The floodgates would open after the turn of the century, bringing us to a point where 29 states now allow the use of marijuana for medical purposes—while nine others allow recreational use. Turning this into a state issue has done little to slow down the debate either, as advocates argue for the medical benefits and detractors point to what they feel is a lack of evidence. Does one side have a stronger case than the other?
Tweet March is a big month for marijuana in Illinois. The current cannabis ballot question in Cook County is nonbinding. That question would read: If it is approved there it will go before the House in the coming weeks.
Separately, lawmakers have held several hearings in recent months on legislation that would legalize marijuana in the state without referring a question to voters.

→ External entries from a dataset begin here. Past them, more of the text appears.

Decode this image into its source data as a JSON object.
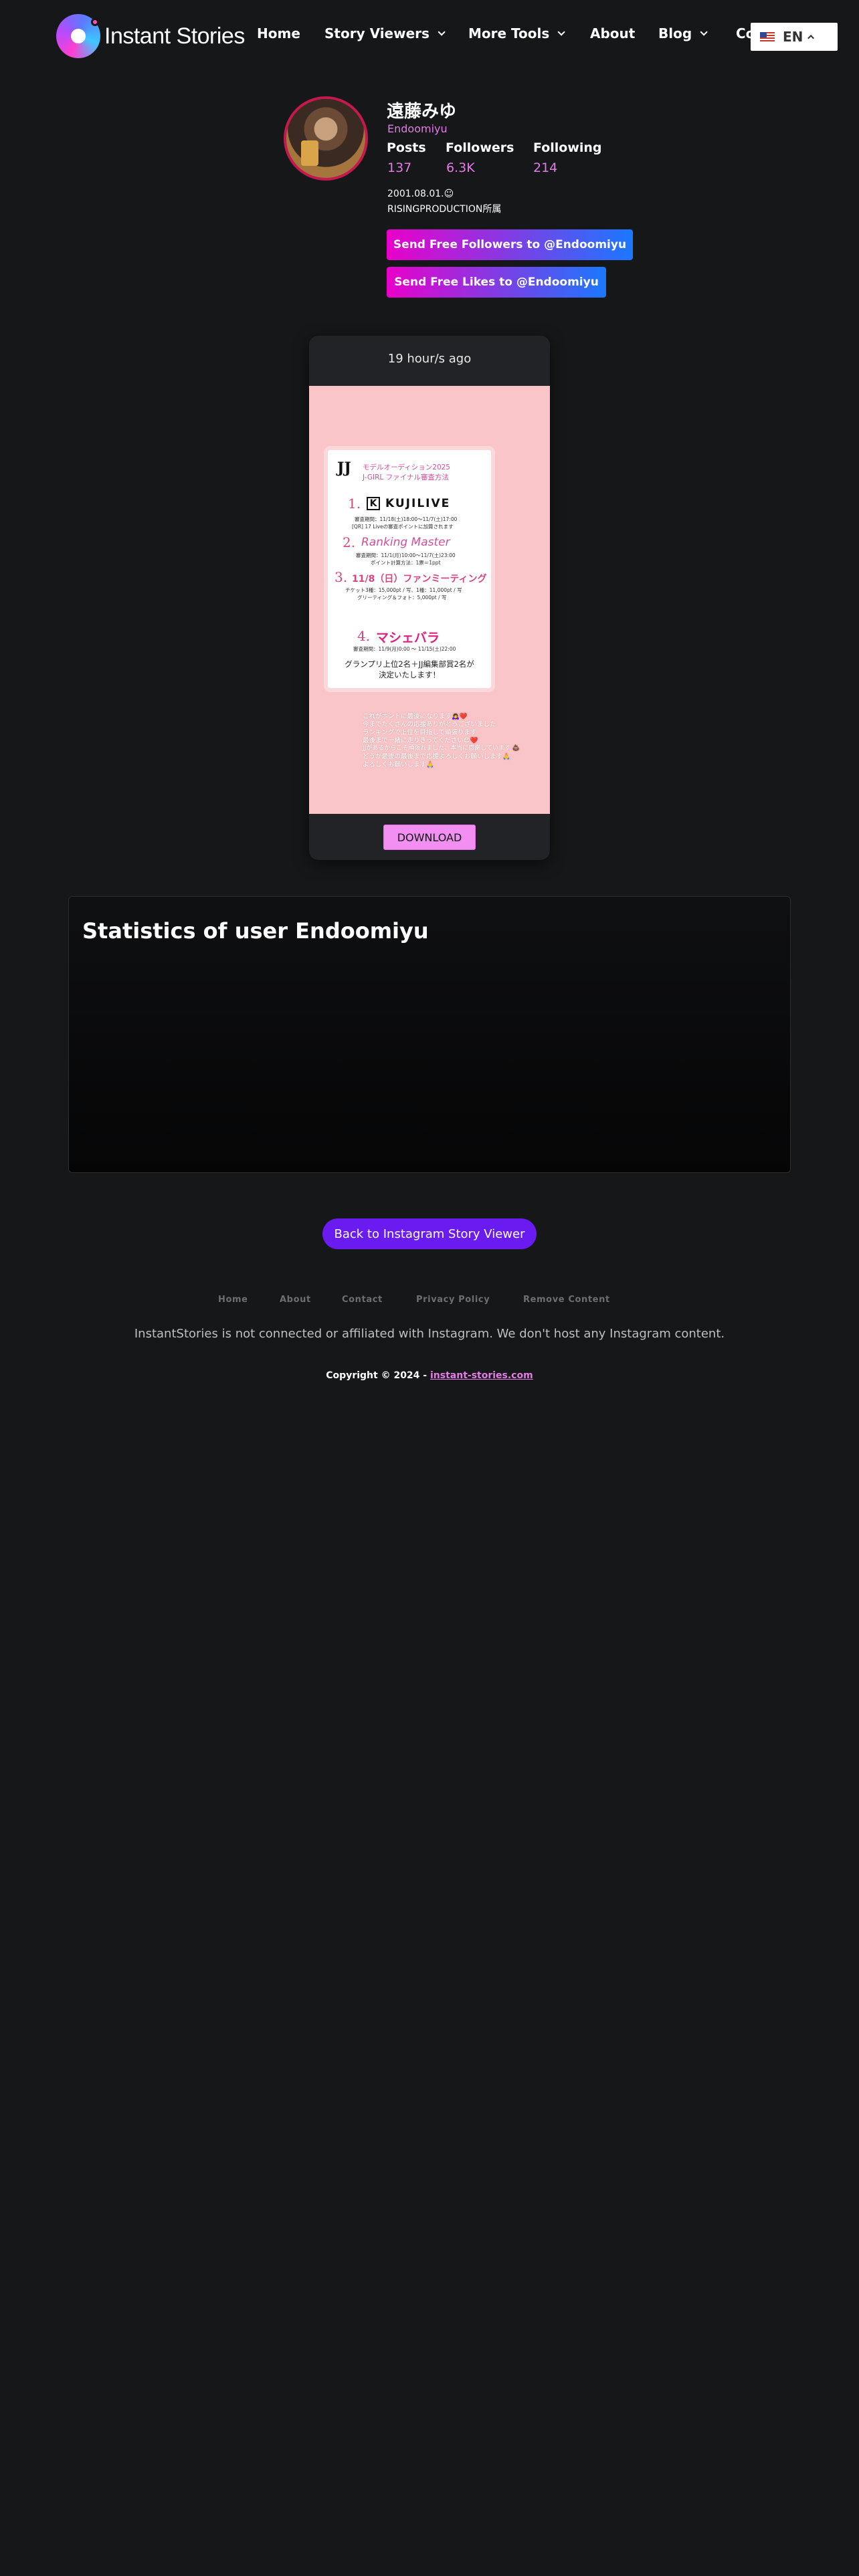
{
  "nav": {
    "logo_text": "Instant Stories",
    "items": [
      {
        "label": "Home"
      },
      {
        "label": "Story Viewers"
      },
      {
        "label": "More Tools"
      },
      {
        "label": "About"
      },
      {
        "label": "Blog"
      },
      {
        "label": "Co"
      }
    ],
    "language": "EN"
  },
  "profile": {
    "name": "遠藤みゆ",
    "handle": "Endoomiyu",
    "stats": [
      {
        "label": "Posts",
        "value": "137"
      },
      {
        "label": "Followers",
        "value": "6.3K"
      },
      {
        "label": "Following",
        "value": "214"
      }
    ],
    "bio_lines": [
      "2001.08.01.☺︎",
      "RISINGPRODUCTION所属"
    ],
    "followers_button": "Send Free Followers to @Endoomiyu",
    "likes_button": "Send Free Likes to @Endoomiyu"
  },
  "story": {
    "time": "19 hour/s ago",
    "flyer": {
      "logo": "JJ",
      "title1": "モデルオーディション2025",
      "title2": "J-GIRL ファイナル審査方法",
      "items": [
        {
          "num": "1.",
          "name": "KUJILIVE",
          "detail1": "審査期間：11/18(土)18:00〜11/7(土)17:00",
          "detail2": "[QR] 17 Liveの審査ポイントに加算されます"
        },
        {
          "num": "2.",
          "name": "Ranking Master",
          "detail1": "審査期間：11/1(月)10:00〜11/7(土)23:00",
          "detail2": "ポイント計算方法：1票＝1ppt"
        },
        {
          "num": "3.",
          "name": "11/8（日）ファンミーティング",
          "detail1": "チケット3種：15,000pt / 写、1種：11,000pt / 写",
          "detail2": "グリーティング＆フォト：5,000pt / 写"
        },
        {
          "num": "4.",
          "name": "マシェバラ",
          "detail1": "審査期間：11/9(月)0:00 〜 11/15(土)22:00",
          "detail2": ""
        }
      ],
      "footer1": "グランプリ上位2名＋JJ編集部賞2名が",
      "footer2": "決定いたします！"
    },
    "caption_lines": [
      "これがホントに最後になります🙇‍♀️❤️",
      "今までたくさんの応援ありがとうございました",
      "ランキングで上位を目指して頑張ります",
      "最後まで一緒に走りきってください😊❤️",
      "JJがあるからこそ頑張れました、本当に感謝しています 💩",
      "どうか最後の最後まで応援よろしくお願いします🙏",
      "よろしくお願いします🙏"
    ],
    "download_label": "DOWNLOAD"
  },
  "statistics": {
    "title": "Statistics of user Endoomiyu"
  },
  "back_button": "Back to Instagram Story Viewer",
  "footer": {
    "links": [
      "Home",
      "About",
      "Contact",
      "Privacy Policy",
      "Remove Content"
    ],
    "disclaimer": "InstantStories is not connected or affiliated with Instagram. We don't host any Instagram content.",
    "copyright_prefix": "Copyright © 2024 - ",
    "copyright_link": "instant-stories.com"
  },
  "colors": {
    "background": "#161719",
    "accent_pink": "#e47be6",
    "button_gradient_start": "#e900c9",
    "button_gradient_end": "#1a78ff",
    "back_button": "#6a1cf0",
    "story_bg": "#f9c5c8"
  }
}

Meanwhile, candidates for governor and attorney general have repeatedly addressed cannabis policy issues, with some making legalization a centerpiece of their campaigns. Primary elections to pick the Democratic and Republican nominees for those offices will also be held on March See below to learn how the candidates responded to a marijuana legalization question included in a new survey conducted by the State Journal-Register newspaper in Springfield, Illinois.
Marijuana Moment has also embedded relevant tweets from some candidates. I voted to decriminalize marijuana in and am co-sponsoring legislation to legalize marijuana. I believe that existing marijuana policies unfairly target communities of color, tear apart Illinois families, and unnecessarily burden taxpayers with the costs of prosecuting low-level offenses.

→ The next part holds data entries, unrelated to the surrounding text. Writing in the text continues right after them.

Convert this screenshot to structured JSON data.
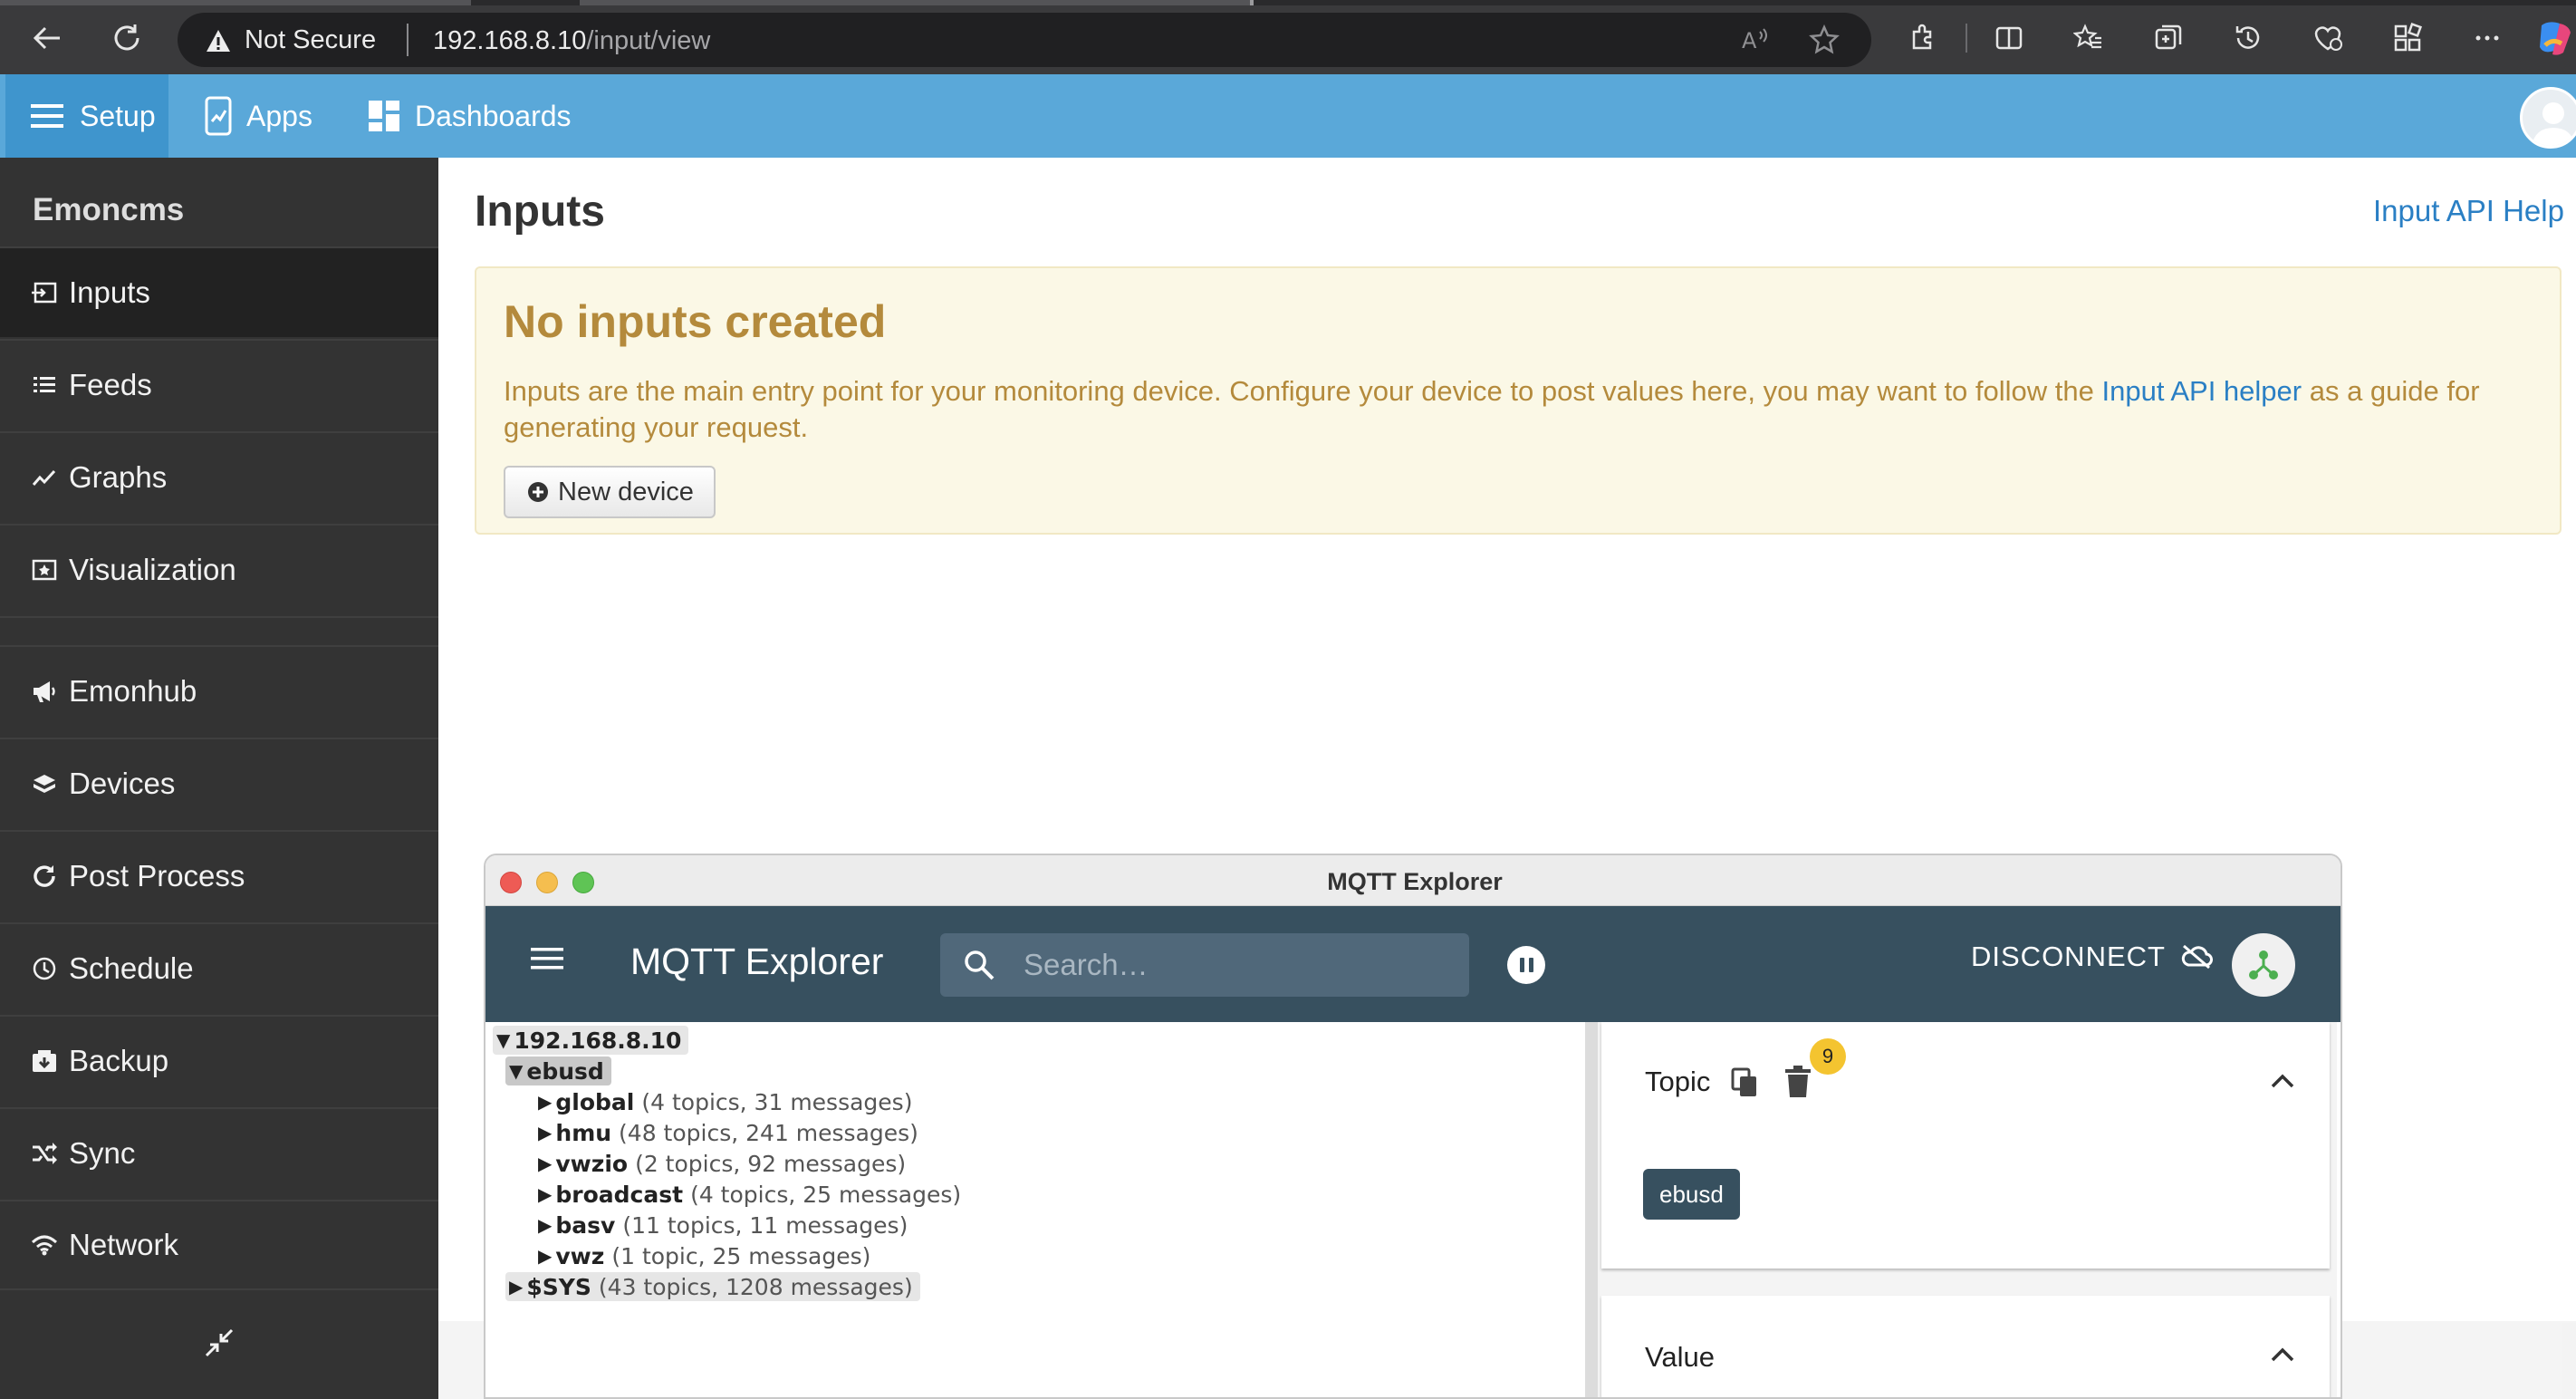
{
  "browser": {
    "security_label": "Not Secure",
    "url_host": "192.168.8.10",
    "url_path": "/input/view"
  },
  "topnav": {
    "setup_label": "Setup",
    "apps_label": "Apps",
    "dashboards_label": "Dashboards"
  },
  "sidebar": {
    "title": "Emoncms",
    "items": [
      {
        "label": "Inputs",
        "icon": "input-icon"
      },
      {
        "label": "Feeds",
        "icon": "list-icon"
      },
      {
        "label": "Graphs",
        "icon": "graph-icon"
      },
      {
        "label": "Visualization",
        "icon": "visualization-icon"
      },
      {
        "label": "Emonhub",
        "icon": "megaphone-icon"
      },
      {
        "label": "Devices",
        "icon": "devices-icon"
      },
      {
        "label": "Post Process",
        "icon": "refresh-icon"
      },
      {
        "label": "Schedule",
        "icon": "clock-icon"
      },
      {
        "label": "Backup",
        "icon": "backup-icon"
      },
      {
        "label": "Sync",
        "icon": "shuffle-icon"
      },
      {
        "label": "Network",
        "icon": "wifi-icon"
      }
    ]
  },
  "main": {
    "title": "Inputs",
    "api_help": "Input API Help",
    "alert": {
      "heading": "No inputs created",
      "text_before": "Inputs are the main entry point for your monitoring device. Configure your device to post values here, you may want to follow the ",
      "link": "Input API helper",
      "text_after": " as a guide for generating your request.",
      "button": "New device"
    }
  },
  "mqtt": {
    "window_title": "MQTT Explorer",
    "app_title": "MQTT Explorer",
    "search_placeholder": "Search…",
    "disconnect_label": "DISCONNECT",
    "tree": {
      "root": {
        "arrow": "▼",
        "name": "192.168.8.10"
      },
      "ebusd": {
        "arrow": "▼",
        "name": "ebusd"
      },
      "children": [
        {
          "arrow": "▶",
          "name": "global",
          "meta": "(4 topics, 31 messages)"
        },
        {
          "arrow": "▶",
          "name": "hmu",
          "meta": "(48 topics, 241 messages)"
        },
        {
          "arrow": "▶",
          "name": "vwzio",
          "meta": "(2 topics, 92 messages)"
        },
        {
          "arrow": "▶",
          "name": "broadcast",
          "meta": "(4 topics, 25 messages)"
        },
        {
          "arrow": "▶",
          "name": "basv",
          "meta": "(11 topics, 11 messages)"
        },
        {
          "arrow": "▶",
          "name": "vwz",
          "meta": "(1 topic, 25 messages)"
        }
      ],
      "sys": {
        "arrow": "▶",
        "name": "$SYS",
        "meta": "(43 topics, 1208 messages)"
      }
    },
    "detail": {
      "topic_label": "Topic",
      "message_count": "9",
      "topic_chip": "ebusd",
      "value_label": "Value"
    }
  },
  "colors": {
    "navbar": "#5aa8d9",
    "sidebar": "#333333",
    "alert_text": "#b48a3c",
    "link": "#2a7fc4",
    "mqtt_appbar": "#37505f",
    "badge": "#f4c430"
  }
}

By legalizing and taxing marijuana and by exercising my commutation powers, we can keep families together and raise Marijuana legalization debate to invest in our communities. That means it requires a public health solution. I would sign legislation only if the public approves, via an advisory referendum.
But prohibition has proven to be more harmful than marijuana itself, and we have people sitting in jail for non-violent drug offenses. I would commute sentences and expunge the records of those who are guilty of marijuana offenses alone.
This is a business that has a lot of potential development. It must be a referendum voted on by the people to legalize recreational marijuana. As governor of IL, I will sign legislation if the public votes in support of legalization. You deserve to know what the legal marijuana industry would look like.
Even if the revenue increase was enough to solve our budget problems — which it is not — legalizing marijuana is the wrong way to solve our budget problems. The Colorado Impact Study on the effect of legalizing marijuana found: During the same time, all traffic deaths increased 11 percent.
Nationally youth past month marijuana use declined 4 percent during the same time. Illinois needs real, structural reform, not quick fixes. Thank you for your support.
This would generate tens of thousands of new jobs and billions of dollars in extra revenue for the State of Illinois.
This new revenue should be distributed directly to property owners as a direct rebate. In this way we could relieve the high property levels in this state. As governor, I will modernize drug laws and move Illinois towards a criminal justice system that gives all Illinoisans a chance to reach their full potential.
This is not a moment for a governor like Rauner who stands with Trump. Illinois needs a governor who is ready to legalize marijuana in Illinois to help reform our criminal justice system, improve consumer safety, and increase state revenue.
There is an abundance of evidence that shows we can do it in Illinois in a safe way and that it will have real benefits to our state. To right past wrongs, we also have to commute sentences of people in prison who are there for marijuana offenses.
This is not a moment for a governor who stands with Donald Trump. It is important for Illinois to act responsibly in its move towards legalization. The licensing process must be open and transparent to prevent insiders, cronies, and organized crime syndicates from gaming the system.
Further, there must be a concerted effort to protect and educate our children. As a parent, I see the impact legalization is having on the mindset of children — that is, they believe it has no harmful consequences.
Additionally, as Attorney General, I will advocate for the federal government to allow banks to accept deposits from marijuana dispensaries and growers.NORML's mission is to move public opinion sufficiently to legalize the responsible use of marijuana by adults, and to serve as an advocate for consumers to assure they have access to high quality marijuana that is safe, convenient and affordable.
Download SPECIAL REPORT No. Marijuana Legalization and Taxes: Lessons for Other States from Colorado and Washington (PDF) Key Findings.
Marijuana tax collections in Colorado and Washington have exceeded initial estimates, and a nationwide legalization-and-tax regime could see states raise billions of dollars per year in marijuana .
You are at: Home» Specialties» The Ongoing Medical Marijuana Debate. The Ongoing Medical Marijuana Debate 2. By Rob Senior on March 21, Specialties. Brad Gillespie, PharmD, lived in California for a time following the state’s legalization of medical marijuana only. That amendment, the last of the Bill of Rights, is central to the debate over whether state's can make marijuana legal if federal law declares it illegal.
Public discourse on marijuana legalization at the federal level has only seriously considered the options of Congress making it legal or, conversely, empowering some sort of crackdown. Nov 07, · Lawmakers in Albany have already proposed legislation that would legalize recreational marijuana for adults, but the issue is expected to get renewed debate in Jan 06, · The political debate is less about interdiction or legalization but, rather, about the nuances of what many are calling “an unavoidable course:” complete legalization or mere decriminalization.